## INFORMATION SUPPLIED
┌──
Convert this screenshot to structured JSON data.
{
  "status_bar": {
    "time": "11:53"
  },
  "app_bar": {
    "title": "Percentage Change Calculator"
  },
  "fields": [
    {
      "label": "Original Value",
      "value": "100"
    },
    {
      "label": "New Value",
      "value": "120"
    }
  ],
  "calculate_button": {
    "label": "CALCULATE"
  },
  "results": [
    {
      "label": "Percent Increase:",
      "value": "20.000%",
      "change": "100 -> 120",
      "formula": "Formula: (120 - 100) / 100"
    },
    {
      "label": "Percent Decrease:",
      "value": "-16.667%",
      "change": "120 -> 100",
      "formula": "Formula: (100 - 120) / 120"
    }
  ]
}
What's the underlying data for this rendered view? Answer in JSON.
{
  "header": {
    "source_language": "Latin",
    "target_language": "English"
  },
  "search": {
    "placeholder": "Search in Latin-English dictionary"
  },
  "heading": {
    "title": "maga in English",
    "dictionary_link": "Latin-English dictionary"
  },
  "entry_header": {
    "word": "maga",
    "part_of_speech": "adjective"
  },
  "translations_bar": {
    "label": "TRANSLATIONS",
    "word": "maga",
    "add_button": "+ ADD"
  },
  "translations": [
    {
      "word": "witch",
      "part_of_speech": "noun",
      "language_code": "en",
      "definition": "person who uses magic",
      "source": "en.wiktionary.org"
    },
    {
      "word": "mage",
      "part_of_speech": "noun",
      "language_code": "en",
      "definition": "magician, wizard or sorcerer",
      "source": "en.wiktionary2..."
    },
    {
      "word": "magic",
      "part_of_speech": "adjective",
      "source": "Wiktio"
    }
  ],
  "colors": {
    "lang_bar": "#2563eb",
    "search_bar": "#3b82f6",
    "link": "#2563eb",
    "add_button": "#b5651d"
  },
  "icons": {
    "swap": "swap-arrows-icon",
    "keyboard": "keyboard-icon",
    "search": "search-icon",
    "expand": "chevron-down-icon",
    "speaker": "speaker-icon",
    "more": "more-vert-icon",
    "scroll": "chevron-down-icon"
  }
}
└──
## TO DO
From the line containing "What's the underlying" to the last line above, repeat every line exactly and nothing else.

## WRITTEN REPLY
What's the underlying data for this rendered view? Answer in JSON.
{
  "header": {
    "source_language": "Latin",
    "target_language": "English"
  },
  "search": {
    "placeholder": "Search in Latin-English dictionary"
  },
  "heading": {
    "title": "maga in English",
    "dictionary_link": "Latin-English dictionary"
  },
  "entry_header": {
    "word": "maga",
    "part_of_speech": "adjective"
  },
  "translations_bar": {
    "label": "TRANSLATIONS",
    "word": "maga",
    "add_button": "+ ADD"
  },
  "translations": [
    {
      "word": "witch",
      "part_of_speech": "noun",
      "language_code": "en",
      "definition": "person who uses magic",
      "source": "en.wiktionary.org"
    },
    {
      "word": "mage",
      "part_of_speech": "noun",
      "language_code": "en",
      "definition": "magician, wizard or sorcerer",
      "source": "en.wiktionary2..."
    },
    {
      "word": "magic",
      "part_of_speech": "adjective",
      "source": "Wiktio"
    }
  ],
  "colors": {
    "lang_bar": "#2563eb",
    "search_bar": "#3b82f6",
    "link": "#2563eb",
    "add_button": "#b5651d"
  },
  "icons": {
    "swap": "swap-arrows-icon",
    "keyboard": "keyboard-icon",
    "search": "search-icon",
    "expand": "chevron-down-icon",
    "speaker": "speaker-icon",
    "more": "more-vert-icon",
    "scroll": "chevron-down-icon"
  }
}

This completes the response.